◆ **Task goal**
From the data, copy out every line in which the word "JSON" appears.

◆ **Extracted information**
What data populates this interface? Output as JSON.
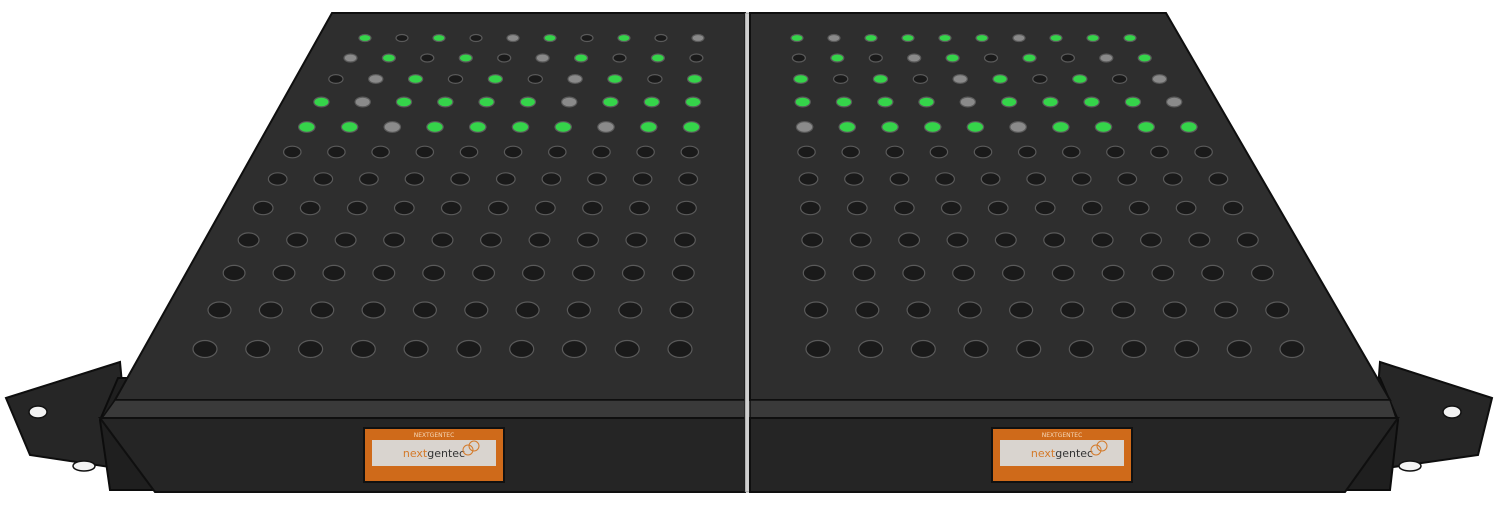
{
  "scene": {
    "subject": "rack-mount-dual-enclosure",
    "colors": {
      "background": "#ffffff",
      "chassis_top": "#2e2e2e",
      "chassis_front": "#262626",
      "chassis_edge": "#111111",
      "hole": "#1a1a1a",
      "hole_rim": "#5a5a5a",
      "led_green": "#35d44a",
      "led_grey": "#8a8a8a",
      "label_orange": "#cf6a1a",
      "label_light": "#d9d4cf"
    }
  },
  "units": [
    {
      "id": "left",
      "label": {
        "top_text": "NEXTGENTEC",
        "brand_prefix": "next",
        "brand_suffix": "gentec"
      }
    },
    {
      "id": "right",
      "label": {
        "top_text": "NEXTGENTEC",
        "brand_prefix": "next",
        "brand_suffix": "gentec"
      }
    }
  ]
}
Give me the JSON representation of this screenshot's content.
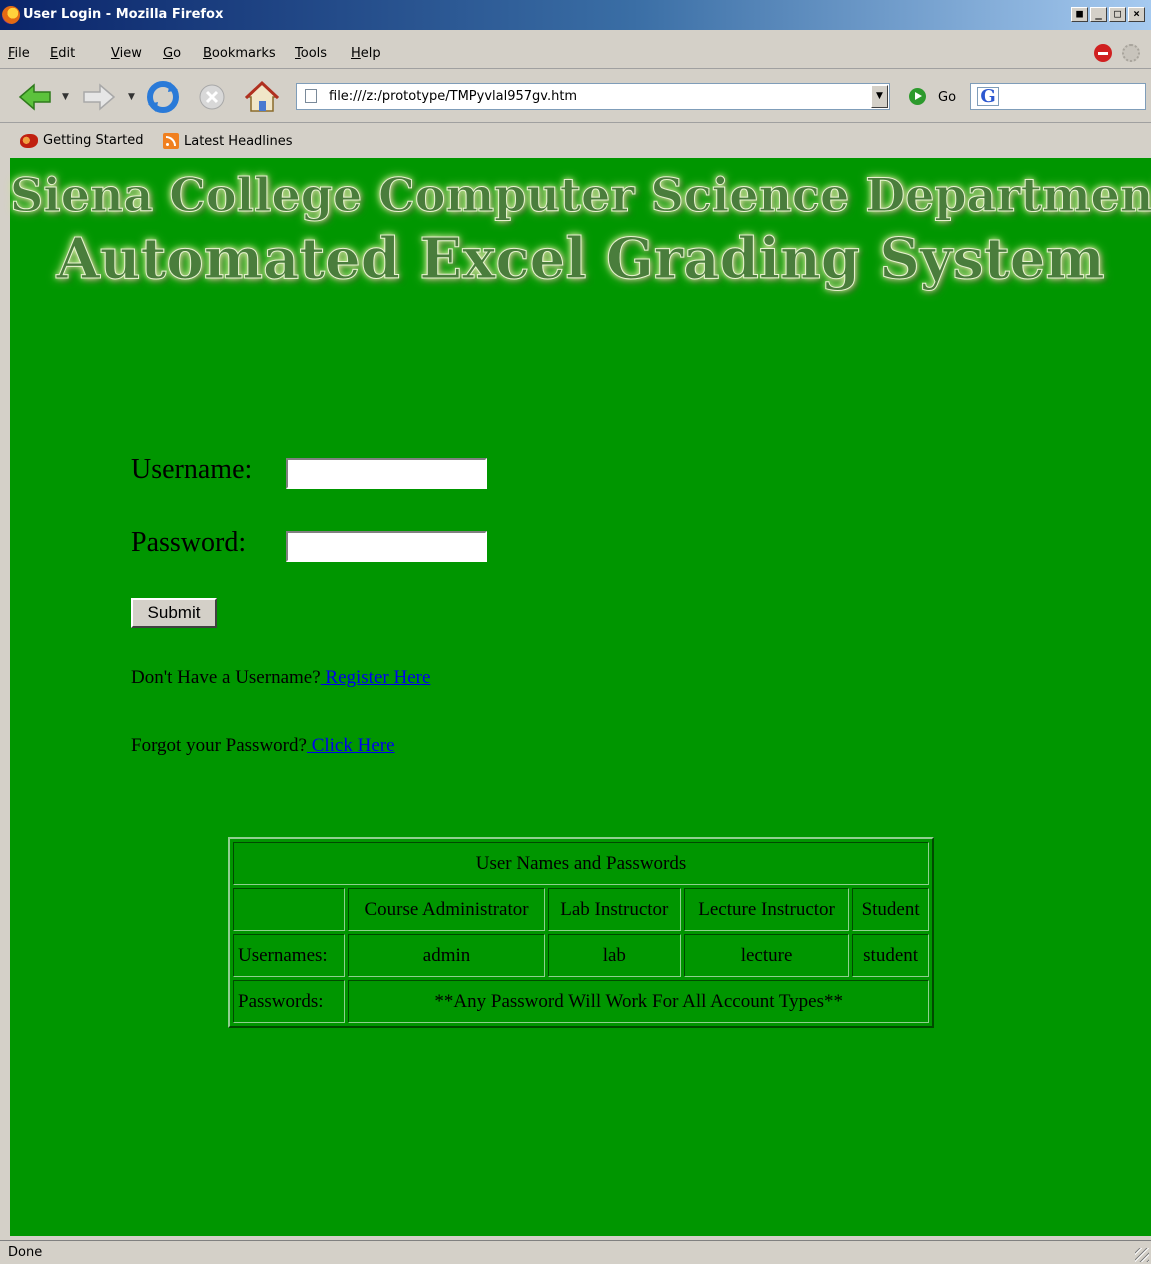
{
  "window": {
    "title": "User Login - Mozilla Firefox",
    "buttons": [
      "■",
      "_",
      "□",
      "×"
    ]
  },
  "menu": {
    "items": [
      {
        "label": "File",
        "accel": "F",
        "rest": "ile"
      },
      {
        "label": "Edit",
        "accel": "E",
        "rest": "dit"
      },
      {
        "label": "View",
        "accel": "V",
        "rest": "iew"
      },
      {
        "label": "Go",
        "accel": "G",
        "rest": "o"
      },
      {
        "label": "Bookmarks",
        "accel": "B",
        "rest": "ookmarks"
      },
      {
        "label": "Tools",
        "accel": "T",
        "rest": "ools"
      },
      {
        "label": "Help",
        "accel": "H",
        "rest": "elp"
      }
    ]
  },
  "navbar": {
    "url": "file:///z:/prototype/TMPyvlal957gv.htm",
    "go_label": "Go",
    "search_engine_icon": "G"
  },
  "bookmarks": {
    "items": [
      "Getting Started",
      "Latest Headlines"
    ]
  },
  "page": {
    "banner_line1": "Siena College Computer Science Department",
    "banner_line2": "Automated Excel Grading System",
    "username_label": "Username:",
    "password_label": "Password:",
    "username_value": "",
    "password_value": "",
    "submit_label": "Submit",
    "register_prompt": "Don't Have a Username?",
    "register_link": " Register Here",
    "forgot_prompt": "Forgot your Password?",
    "forgot_link": " Click Here",
    "table": {
      "caption": "User Names and Passwords",
      "headers": [
        "Course Administrator",
        "Lab Instructor",
        "Lecture Instructor",
        "Student"
      ],
      "usernames_label": "Usernames:",
      "usernames": [
        "admin",
        "lab",
        "lecture",
        "student"
      ],
      "passwords_label": "Passwords:",
      "passwords_note": "**Any Password Will Work For All Account Types**"
    }
  },
  "status": {
    "text": "Done"
  },
  "colors": {
    "page_background": "#009600",
    "link": "#0000ee",
    "chrome": "#d4d0c8"
  }
}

◆ **Task answer**
What data populates this interface? Output as JSON.
Give me the JSON representation of this screenshot's content.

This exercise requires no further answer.